The veteran reporter has been asking one question and we finally have the answer.
Barry Soper loves al fresco dining. To sit outside with the breeze in your hair and the sun on your skin, dining. It’s the peak of human experience, what us mere mortals were put on this cursed earth to strive for. After spending the majority of lockdown in Auckland, Soper travelled to Wellington to rejoin his colleagues in the parliamentary press gallery.
On November 8, as eased restrictions were announced for Auckland allowing groups of up to 25 people to gather outside, Soper got straight to the point.
“Has cabinet given any consideration to al fresco dining?” he asked the prime minister at that day’s 1pm press conference. What followed was a short back-and-forth about specific considerations given to al fresco dining, concluding with the prime minister confirming that al fresco dining would not be available under the new restrictions.
In his column that week, Soper criticised the prime minister’s visit to Auckland, particularly the fact that she didn’t visit any retail stores. “Nor did she get anywhere near the hospitality sector,” he wrote, “which I’d argue at the very least should be allowed to open for al fresco dining given groups of 25 are now allowed to congregate outside.”
Yesterday, having apparently not eaten in the two-week interim, hungry Soper was back in the Beehive theatrette, asking about his favourite pastime. “You talked a couple of weeks ago about al fresco dining,” he began. Why allow hairdressers and beauty salons to test the vaccine pass this week and not restaurants, specifically restaurants that offer al fresco dining?
Jacinda Ardern responded with an explanation around the risk factors involved within different sectors including limited workers, limited customers, and ability to use vaccine certificates. She said al fresco dining was looked at but was not a straightforward option. Soper followed up with another question about restaurants’ testing capacities. Ardern clarified her answer and then moved to take questions from other reporters, but not before Soper asked another question (unrelated to al fresco dining).

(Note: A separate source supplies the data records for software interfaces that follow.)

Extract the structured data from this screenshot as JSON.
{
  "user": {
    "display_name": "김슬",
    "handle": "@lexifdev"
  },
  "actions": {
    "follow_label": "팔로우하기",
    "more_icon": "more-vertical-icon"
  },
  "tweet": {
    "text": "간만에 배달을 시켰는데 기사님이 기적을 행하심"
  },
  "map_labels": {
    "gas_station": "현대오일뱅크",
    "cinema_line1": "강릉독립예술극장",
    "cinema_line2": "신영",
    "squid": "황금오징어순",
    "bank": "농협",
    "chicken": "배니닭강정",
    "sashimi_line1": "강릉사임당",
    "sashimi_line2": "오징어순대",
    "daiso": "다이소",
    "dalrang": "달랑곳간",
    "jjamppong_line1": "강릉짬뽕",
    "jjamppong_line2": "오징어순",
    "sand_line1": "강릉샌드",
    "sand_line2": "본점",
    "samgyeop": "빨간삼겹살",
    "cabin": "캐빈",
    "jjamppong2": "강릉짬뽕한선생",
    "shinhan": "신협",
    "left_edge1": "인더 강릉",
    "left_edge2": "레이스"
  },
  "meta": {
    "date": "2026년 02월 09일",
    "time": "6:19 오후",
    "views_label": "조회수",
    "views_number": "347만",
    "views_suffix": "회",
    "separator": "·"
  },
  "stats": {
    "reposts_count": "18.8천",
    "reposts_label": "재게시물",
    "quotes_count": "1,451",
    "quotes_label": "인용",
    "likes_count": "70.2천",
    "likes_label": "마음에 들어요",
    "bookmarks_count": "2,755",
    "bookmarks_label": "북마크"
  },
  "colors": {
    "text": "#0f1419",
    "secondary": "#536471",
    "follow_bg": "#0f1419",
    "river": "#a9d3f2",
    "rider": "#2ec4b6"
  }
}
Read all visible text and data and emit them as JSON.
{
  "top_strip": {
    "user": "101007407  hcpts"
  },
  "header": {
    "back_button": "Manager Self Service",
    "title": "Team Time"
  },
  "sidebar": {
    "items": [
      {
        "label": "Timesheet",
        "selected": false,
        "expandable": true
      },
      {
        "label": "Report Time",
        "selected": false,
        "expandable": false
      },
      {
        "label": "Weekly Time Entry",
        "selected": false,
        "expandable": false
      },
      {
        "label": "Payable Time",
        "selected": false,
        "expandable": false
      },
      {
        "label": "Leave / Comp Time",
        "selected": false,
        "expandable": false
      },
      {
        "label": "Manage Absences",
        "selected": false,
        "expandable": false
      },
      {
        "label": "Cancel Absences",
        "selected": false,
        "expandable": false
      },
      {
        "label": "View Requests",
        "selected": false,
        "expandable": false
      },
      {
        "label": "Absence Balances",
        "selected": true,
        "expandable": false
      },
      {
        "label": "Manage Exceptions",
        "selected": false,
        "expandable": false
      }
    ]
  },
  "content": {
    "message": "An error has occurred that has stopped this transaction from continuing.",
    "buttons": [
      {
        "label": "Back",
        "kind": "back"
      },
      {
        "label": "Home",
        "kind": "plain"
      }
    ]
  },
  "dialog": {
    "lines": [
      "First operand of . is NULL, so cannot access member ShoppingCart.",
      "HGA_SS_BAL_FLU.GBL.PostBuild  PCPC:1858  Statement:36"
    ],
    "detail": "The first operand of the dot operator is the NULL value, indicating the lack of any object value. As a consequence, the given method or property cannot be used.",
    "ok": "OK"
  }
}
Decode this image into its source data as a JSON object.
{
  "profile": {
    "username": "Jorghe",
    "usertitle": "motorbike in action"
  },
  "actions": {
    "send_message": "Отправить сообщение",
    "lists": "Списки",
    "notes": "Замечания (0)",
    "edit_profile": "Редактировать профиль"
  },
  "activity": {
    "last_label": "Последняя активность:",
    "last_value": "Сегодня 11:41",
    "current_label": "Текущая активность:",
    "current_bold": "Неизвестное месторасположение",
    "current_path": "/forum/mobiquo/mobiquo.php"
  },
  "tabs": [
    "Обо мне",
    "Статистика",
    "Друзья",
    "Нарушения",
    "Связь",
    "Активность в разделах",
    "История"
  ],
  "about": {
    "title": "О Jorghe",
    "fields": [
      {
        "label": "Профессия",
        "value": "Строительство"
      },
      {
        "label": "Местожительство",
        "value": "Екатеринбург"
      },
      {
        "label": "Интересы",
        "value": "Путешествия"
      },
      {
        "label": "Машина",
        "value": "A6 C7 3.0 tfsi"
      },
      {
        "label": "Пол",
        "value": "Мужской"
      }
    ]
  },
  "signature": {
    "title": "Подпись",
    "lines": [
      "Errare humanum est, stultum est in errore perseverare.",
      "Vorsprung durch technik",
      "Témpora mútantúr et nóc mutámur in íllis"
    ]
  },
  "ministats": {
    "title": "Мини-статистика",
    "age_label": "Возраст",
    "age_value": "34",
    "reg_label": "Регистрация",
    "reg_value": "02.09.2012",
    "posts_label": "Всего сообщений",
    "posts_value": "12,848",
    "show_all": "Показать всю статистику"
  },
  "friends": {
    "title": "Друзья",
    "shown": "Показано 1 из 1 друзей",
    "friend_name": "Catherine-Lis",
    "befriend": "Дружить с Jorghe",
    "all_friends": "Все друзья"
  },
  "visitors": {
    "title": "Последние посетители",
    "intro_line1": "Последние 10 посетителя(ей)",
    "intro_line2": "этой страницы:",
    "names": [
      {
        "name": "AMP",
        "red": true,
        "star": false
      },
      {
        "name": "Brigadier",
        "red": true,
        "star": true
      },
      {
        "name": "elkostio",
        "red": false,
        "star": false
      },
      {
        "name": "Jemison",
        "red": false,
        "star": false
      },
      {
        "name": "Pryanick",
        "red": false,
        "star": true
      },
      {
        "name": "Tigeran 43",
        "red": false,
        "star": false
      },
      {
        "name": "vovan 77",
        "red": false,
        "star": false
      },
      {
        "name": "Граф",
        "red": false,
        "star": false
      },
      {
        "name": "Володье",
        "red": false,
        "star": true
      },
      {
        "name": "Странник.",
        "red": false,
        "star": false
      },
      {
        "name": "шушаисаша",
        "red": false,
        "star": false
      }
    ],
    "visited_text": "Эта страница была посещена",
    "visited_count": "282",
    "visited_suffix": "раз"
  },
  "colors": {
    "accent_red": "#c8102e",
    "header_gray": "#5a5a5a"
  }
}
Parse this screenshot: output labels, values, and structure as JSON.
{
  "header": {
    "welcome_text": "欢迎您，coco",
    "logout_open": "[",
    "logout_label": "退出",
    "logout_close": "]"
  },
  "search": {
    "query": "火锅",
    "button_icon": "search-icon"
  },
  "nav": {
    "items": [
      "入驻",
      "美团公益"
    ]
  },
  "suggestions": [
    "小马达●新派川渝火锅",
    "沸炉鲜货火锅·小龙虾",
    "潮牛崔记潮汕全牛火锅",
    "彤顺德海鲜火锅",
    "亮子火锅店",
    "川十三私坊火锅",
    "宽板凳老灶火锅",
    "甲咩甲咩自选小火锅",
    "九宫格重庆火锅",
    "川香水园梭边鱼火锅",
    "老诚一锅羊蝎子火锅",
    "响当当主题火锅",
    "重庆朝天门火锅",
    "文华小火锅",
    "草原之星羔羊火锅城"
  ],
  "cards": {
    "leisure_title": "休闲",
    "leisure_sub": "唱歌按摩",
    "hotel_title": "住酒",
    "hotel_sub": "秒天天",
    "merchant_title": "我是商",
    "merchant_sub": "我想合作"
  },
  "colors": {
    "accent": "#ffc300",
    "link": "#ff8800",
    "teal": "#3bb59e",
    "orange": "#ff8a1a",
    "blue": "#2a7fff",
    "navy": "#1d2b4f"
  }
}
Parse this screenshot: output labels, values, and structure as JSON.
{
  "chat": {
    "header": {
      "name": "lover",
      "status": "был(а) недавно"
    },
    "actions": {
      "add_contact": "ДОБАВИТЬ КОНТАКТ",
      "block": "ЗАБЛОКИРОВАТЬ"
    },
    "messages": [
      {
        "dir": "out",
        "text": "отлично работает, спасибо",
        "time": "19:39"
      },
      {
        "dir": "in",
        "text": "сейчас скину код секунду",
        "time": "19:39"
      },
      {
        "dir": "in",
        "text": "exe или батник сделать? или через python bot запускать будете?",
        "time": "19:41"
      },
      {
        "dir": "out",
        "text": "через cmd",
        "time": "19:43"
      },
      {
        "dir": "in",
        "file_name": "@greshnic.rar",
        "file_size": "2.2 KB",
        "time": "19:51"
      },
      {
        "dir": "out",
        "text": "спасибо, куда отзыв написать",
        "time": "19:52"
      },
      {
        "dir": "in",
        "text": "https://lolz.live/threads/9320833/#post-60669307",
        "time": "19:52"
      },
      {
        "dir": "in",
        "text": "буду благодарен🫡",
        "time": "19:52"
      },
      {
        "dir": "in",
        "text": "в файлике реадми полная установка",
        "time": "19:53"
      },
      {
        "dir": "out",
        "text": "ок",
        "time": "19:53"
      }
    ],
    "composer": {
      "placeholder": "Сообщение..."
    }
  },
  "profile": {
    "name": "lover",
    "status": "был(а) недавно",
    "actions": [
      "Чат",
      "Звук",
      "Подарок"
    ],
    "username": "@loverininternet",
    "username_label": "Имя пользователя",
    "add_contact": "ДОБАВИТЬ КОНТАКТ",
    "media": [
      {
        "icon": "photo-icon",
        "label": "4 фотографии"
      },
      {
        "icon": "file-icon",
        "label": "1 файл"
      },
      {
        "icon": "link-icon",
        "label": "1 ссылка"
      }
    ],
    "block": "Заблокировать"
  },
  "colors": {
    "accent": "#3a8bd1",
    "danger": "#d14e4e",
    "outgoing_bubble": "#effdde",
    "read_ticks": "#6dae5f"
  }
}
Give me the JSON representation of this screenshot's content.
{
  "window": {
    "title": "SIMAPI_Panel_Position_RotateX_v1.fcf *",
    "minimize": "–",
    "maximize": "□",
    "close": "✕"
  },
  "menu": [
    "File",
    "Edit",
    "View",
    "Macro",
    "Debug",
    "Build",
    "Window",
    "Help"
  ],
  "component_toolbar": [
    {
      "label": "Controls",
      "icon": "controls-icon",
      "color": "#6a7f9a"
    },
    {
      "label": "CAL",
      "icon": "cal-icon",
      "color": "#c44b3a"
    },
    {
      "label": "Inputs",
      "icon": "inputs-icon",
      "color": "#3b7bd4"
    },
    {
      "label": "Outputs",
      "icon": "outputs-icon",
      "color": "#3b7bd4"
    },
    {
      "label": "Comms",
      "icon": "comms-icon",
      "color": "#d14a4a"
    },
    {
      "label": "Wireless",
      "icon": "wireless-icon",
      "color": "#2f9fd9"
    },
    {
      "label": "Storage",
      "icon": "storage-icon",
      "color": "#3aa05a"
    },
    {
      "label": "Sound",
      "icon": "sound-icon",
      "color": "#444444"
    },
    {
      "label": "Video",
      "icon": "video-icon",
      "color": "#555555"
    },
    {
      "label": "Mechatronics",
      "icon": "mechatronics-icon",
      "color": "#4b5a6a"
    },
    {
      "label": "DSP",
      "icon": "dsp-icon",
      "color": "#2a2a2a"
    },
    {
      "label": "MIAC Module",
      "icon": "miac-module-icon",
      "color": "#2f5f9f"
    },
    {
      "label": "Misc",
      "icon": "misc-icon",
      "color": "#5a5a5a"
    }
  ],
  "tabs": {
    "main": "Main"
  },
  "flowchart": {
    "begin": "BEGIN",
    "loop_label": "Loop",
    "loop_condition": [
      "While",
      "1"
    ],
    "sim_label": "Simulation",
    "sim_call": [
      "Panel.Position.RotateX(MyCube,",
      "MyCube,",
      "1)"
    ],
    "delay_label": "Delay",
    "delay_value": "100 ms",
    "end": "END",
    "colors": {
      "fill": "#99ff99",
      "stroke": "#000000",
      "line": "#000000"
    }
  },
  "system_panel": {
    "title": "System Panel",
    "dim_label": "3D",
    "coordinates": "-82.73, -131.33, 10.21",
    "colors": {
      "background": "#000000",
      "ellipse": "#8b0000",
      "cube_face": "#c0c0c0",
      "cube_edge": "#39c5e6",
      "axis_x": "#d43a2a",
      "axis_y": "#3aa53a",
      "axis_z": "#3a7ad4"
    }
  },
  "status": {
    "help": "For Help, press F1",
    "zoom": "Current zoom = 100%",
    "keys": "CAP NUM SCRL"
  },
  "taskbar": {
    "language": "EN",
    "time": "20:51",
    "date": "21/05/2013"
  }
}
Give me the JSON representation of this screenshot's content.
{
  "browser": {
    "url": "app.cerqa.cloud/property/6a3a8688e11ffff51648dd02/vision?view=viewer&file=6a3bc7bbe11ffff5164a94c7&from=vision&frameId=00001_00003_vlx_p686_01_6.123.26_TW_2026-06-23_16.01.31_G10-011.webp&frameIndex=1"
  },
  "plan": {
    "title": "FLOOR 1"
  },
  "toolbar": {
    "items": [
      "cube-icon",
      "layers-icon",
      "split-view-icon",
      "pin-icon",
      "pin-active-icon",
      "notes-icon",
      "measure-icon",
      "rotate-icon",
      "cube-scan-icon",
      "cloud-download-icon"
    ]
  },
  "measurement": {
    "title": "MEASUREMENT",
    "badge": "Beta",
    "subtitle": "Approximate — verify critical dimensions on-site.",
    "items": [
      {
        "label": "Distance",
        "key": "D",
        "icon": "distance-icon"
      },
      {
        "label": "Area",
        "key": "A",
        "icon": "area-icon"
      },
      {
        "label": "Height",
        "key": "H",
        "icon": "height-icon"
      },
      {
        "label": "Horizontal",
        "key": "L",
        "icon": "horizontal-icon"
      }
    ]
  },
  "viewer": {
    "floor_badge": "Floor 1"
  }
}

Five minutes later, Soper tried to ask another question “about Auckland”. Ardern responded “Barry, if you don’t mind, I’m just going to come to a few people who haven’t had a chance and then I’ll double back to you.” He persisted, and got a “Barry, quite a few people need to go, so I just want to be fair”.
He insisted it was just “a quick question” and in return Ardern insisted “Barry, just a little more patience and then I’ll double back”.
The prime minister answered one other question before Barry and his one question were back. “Barry, I’m going to ask for a little decorum. Jessica, then Barry.”
As Jessica asked her question, Soper could be heard muttering from his seat. He left the press conference soon after “to make his deadlines”, and that night published an op-ed with the headline ‘For Jacinda Ardern, press conferences seem to be all about media control’. He never did get to ask his one question (after his three questions) but one thing the prime minister certainly can’t control is Soper’s love for al fresco dining.
When can Barry Soper dine al fresco again?
Technically, Barry Soper can dine al fresco right now. He’s in Wellington, where restaurants are open and operating. Soper could dine inside if he wanted. But Soper isn’t simply asking for himself, he’s asking for the people of Auckland and the people of New Zealand. Barry Soper is the people.
In June, Heather du Plessis-Allan (married to Soper) wrote an “Insider Guide to Melbourne” and in that, said “eating al fresco is brilliant”. When Soper asks about al fresco dining, he’s asking for his wife, his fellow Aucklanders, and of course, himself, who will inevitably return to the city but hopefully when it’s in full fresco mode.
When can Barry Soper dine al fresco again?
Even in Auckland, Soper could dine al fresco right now by simply eating outside. But eating in one’s backyard, no matter how large, is no substitute for the real thing. And the real thing, for media personalities over the age of 40 in Auckland, is Prego on Ponsonby Road. All going well, Prego will presumably open its doors for the first time in three months at 12pm on Friday, December 3, offering indoor and outdoor seating options.
Barry Soper better be there, dining al fresco.